What to produce: Lines containing the word "strArr" are the ones to copy from the records below.

◇ ◇ ◇ ◇ ◇

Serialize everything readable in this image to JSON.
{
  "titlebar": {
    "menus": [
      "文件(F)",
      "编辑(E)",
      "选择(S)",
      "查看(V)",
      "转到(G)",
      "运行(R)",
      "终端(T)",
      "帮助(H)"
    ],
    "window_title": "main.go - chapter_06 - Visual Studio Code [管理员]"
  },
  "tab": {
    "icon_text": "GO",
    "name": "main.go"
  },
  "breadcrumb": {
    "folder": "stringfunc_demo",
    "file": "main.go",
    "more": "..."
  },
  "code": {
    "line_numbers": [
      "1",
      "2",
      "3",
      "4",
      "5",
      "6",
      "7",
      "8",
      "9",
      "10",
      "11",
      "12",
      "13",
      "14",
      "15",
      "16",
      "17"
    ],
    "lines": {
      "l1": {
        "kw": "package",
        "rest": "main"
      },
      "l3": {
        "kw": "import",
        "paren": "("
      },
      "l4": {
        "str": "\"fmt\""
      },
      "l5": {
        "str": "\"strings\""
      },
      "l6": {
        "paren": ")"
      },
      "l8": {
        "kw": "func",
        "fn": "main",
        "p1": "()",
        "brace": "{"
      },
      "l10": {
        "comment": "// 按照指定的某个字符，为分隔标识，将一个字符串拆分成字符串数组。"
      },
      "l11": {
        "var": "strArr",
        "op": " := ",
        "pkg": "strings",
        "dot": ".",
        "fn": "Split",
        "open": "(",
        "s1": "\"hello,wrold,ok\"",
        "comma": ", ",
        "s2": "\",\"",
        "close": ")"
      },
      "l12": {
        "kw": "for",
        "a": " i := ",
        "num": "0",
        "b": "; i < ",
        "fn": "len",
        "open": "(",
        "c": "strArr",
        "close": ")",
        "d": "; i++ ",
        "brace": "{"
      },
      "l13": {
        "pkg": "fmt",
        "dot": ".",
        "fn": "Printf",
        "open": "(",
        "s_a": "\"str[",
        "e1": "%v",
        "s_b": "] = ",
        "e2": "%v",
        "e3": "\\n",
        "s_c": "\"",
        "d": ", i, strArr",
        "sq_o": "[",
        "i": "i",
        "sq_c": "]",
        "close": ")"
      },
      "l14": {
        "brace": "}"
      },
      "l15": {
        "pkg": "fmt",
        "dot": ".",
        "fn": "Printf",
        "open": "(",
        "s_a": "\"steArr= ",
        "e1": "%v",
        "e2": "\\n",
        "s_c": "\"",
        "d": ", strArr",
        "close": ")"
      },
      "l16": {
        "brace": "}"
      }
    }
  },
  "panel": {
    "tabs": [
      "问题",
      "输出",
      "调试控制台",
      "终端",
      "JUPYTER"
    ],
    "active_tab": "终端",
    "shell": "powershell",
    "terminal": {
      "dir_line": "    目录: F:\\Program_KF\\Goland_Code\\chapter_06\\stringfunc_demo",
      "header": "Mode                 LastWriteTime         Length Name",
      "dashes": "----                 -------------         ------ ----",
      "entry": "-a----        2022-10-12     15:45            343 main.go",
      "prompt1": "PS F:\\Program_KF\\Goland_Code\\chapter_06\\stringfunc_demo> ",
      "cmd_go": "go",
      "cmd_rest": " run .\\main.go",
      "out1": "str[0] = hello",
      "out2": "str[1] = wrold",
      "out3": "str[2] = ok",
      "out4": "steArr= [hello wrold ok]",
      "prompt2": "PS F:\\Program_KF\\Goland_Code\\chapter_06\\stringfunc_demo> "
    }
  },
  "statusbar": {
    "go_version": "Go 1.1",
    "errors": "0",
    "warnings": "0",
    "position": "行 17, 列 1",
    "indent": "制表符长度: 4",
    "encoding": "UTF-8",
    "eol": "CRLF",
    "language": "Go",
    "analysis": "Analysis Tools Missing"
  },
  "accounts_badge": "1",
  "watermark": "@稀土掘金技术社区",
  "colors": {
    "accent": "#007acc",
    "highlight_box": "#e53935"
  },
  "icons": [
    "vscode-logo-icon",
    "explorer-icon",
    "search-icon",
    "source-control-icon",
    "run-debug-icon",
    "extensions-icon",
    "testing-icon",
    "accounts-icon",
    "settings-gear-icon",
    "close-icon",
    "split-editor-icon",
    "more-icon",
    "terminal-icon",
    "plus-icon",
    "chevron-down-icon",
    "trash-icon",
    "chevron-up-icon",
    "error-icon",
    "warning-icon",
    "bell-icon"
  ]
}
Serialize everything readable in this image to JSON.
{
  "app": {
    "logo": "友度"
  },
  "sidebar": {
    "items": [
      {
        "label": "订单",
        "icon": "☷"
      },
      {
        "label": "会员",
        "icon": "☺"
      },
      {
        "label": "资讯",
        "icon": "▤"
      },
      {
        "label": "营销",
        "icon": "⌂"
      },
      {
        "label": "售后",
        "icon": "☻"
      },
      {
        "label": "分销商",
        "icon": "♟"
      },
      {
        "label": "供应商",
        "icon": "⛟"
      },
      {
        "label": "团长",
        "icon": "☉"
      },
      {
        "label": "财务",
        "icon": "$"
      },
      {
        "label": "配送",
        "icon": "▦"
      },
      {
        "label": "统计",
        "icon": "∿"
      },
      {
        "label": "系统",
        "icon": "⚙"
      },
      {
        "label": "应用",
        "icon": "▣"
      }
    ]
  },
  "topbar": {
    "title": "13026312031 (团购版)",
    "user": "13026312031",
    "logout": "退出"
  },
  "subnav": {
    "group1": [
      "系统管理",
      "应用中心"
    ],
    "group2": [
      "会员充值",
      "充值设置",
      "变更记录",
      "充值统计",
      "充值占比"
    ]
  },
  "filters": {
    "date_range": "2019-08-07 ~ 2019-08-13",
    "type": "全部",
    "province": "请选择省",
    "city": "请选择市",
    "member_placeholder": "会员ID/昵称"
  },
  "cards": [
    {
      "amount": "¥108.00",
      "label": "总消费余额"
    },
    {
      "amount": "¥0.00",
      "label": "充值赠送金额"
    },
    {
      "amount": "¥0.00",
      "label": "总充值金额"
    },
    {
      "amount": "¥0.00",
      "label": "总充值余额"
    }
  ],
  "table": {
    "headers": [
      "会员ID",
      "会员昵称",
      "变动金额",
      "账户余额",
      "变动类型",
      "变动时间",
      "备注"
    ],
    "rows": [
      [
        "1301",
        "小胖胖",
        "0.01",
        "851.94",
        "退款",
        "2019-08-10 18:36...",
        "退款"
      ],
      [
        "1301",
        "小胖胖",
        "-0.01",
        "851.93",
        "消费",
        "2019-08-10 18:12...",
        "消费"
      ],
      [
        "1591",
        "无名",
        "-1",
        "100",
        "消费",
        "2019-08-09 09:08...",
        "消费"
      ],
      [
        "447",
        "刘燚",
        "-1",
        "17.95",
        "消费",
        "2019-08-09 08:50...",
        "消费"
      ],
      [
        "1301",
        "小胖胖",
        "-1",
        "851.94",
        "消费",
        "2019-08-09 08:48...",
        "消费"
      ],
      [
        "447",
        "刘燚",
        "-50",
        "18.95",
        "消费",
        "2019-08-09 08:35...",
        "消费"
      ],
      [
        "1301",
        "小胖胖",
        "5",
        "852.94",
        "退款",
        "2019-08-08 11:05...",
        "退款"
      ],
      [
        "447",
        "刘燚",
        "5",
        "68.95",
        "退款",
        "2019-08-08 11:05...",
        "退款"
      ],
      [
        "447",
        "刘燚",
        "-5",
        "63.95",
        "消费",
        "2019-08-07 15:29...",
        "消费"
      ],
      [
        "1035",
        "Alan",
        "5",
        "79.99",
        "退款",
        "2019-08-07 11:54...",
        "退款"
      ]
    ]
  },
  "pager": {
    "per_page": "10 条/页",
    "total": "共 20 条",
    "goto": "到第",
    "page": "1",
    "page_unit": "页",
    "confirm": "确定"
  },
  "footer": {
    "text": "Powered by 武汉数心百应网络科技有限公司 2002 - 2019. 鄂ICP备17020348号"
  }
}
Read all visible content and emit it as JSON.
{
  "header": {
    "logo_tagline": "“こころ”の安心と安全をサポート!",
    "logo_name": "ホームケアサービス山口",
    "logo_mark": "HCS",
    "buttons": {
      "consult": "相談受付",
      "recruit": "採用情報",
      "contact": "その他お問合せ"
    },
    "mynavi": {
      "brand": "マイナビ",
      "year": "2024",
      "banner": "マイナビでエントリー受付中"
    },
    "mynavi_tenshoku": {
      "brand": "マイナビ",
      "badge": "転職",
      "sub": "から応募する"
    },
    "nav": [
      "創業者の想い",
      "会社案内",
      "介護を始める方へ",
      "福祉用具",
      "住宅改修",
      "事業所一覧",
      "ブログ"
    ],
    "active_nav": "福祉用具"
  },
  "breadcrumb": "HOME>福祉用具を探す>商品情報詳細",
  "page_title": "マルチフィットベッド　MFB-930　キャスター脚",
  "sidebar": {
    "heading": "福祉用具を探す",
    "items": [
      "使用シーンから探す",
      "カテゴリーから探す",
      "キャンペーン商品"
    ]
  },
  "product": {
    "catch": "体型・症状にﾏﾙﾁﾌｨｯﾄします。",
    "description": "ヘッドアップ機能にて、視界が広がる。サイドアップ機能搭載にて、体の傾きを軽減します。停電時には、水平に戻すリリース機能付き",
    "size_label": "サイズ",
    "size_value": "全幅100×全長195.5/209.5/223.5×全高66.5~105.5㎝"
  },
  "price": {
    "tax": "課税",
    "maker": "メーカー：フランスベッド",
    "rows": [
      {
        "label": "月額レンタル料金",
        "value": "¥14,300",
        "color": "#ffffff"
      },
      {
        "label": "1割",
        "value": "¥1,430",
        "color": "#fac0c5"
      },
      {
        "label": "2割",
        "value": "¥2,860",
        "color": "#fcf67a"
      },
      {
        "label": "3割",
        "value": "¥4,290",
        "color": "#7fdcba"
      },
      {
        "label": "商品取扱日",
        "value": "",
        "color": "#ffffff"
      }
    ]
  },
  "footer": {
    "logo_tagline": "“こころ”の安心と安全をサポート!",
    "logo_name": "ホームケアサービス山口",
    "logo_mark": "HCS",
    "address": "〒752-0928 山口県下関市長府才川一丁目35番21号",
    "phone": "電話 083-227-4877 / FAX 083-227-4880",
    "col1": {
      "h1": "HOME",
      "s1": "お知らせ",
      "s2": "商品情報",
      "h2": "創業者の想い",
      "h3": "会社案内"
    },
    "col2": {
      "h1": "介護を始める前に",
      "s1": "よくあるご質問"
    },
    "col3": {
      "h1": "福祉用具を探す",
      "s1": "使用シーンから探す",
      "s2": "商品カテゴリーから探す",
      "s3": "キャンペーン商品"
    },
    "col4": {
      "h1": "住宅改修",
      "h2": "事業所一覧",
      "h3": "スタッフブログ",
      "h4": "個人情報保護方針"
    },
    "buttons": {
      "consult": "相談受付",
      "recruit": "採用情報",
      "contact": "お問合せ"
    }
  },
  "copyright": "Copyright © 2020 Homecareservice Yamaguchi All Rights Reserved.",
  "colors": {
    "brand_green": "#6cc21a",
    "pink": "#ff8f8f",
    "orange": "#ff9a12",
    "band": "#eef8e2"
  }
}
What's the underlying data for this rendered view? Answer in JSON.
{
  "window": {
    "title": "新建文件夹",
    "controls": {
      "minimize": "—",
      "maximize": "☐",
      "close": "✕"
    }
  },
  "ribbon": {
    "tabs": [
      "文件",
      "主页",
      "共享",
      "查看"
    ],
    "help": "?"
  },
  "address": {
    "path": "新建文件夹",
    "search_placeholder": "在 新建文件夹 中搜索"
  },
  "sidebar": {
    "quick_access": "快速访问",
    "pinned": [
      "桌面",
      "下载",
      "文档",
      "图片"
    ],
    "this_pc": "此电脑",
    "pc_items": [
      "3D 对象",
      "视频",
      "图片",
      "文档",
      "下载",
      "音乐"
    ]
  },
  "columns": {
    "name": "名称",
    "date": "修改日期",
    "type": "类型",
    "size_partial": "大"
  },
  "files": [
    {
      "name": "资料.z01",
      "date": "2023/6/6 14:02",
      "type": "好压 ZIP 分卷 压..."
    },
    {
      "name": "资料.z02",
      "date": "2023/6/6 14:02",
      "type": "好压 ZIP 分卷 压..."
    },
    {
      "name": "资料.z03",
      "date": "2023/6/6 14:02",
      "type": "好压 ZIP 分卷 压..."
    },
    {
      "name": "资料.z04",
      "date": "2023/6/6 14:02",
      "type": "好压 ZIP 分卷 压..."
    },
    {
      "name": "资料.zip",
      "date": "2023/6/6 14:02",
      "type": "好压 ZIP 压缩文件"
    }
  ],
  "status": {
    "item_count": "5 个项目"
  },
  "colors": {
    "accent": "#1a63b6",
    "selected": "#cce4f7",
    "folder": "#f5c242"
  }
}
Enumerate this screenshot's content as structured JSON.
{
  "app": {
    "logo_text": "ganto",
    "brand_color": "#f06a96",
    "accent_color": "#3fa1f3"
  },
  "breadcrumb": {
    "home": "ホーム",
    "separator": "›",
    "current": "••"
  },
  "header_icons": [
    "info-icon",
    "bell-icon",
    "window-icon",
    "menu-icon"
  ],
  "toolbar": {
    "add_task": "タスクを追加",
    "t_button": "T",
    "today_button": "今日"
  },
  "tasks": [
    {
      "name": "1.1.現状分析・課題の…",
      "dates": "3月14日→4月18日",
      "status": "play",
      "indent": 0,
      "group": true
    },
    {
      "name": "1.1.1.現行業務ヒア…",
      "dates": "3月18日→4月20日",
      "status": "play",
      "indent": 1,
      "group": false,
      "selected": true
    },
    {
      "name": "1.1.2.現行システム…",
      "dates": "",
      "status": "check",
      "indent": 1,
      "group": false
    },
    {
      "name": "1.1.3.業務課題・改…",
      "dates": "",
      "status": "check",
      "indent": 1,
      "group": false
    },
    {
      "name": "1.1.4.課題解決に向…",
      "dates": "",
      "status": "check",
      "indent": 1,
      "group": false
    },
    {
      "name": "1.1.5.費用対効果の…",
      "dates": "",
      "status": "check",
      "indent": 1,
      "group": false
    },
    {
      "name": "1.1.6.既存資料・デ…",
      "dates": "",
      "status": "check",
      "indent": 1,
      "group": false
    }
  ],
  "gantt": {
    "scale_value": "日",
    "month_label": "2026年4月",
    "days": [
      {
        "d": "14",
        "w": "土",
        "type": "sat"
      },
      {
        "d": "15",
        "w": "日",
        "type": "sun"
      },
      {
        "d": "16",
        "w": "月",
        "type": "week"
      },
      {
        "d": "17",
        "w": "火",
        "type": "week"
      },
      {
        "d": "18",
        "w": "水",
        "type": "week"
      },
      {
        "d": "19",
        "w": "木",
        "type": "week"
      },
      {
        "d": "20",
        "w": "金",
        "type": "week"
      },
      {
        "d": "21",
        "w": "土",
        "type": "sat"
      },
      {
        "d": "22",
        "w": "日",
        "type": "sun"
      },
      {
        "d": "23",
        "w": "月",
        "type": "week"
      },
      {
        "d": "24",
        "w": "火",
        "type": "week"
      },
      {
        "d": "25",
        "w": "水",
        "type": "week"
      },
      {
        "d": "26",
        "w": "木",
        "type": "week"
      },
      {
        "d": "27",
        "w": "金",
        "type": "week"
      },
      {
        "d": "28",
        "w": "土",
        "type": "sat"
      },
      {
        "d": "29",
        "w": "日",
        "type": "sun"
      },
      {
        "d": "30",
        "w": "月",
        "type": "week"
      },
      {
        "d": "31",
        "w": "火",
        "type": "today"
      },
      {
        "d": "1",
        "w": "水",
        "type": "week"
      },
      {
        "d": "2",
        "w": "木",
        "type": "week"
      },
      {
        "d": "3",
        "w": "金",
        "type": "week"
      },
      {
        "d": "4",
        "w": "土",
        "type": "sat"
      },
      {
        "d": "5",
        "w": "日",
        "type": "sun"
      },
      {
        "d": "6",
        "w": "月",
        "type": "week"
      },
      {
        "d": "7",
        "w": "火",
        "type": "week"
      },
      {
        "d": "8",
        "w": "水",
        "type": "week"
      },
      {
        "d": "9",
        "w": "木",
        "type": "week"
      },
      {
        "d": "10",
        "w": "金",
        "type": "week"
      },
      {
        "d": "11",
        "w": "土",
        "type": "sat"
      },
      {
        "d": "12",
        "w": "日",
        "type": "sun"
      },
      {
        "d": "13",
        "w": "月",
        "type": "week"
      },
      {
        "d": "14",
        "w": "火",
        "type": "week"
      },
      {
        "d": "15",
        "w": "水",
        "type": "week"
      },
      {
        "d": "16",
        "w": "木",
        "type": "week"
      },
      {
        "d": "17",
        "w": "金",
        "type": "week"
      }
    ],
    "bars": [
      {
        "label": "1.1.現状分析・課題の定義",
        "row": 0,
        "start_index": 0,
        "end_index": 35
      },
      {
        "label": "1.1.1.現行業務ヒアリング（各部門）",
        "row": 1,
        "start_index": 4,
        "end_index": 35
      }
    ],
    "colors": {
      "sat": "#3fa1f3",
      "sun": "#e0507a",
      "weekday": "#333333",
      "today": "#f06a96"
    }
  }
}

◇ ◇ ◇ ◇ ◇

Your response:
        "var": "strArr",
        "c": "strArr",
        "d": ", i, strArr",
        "d": ", strArr",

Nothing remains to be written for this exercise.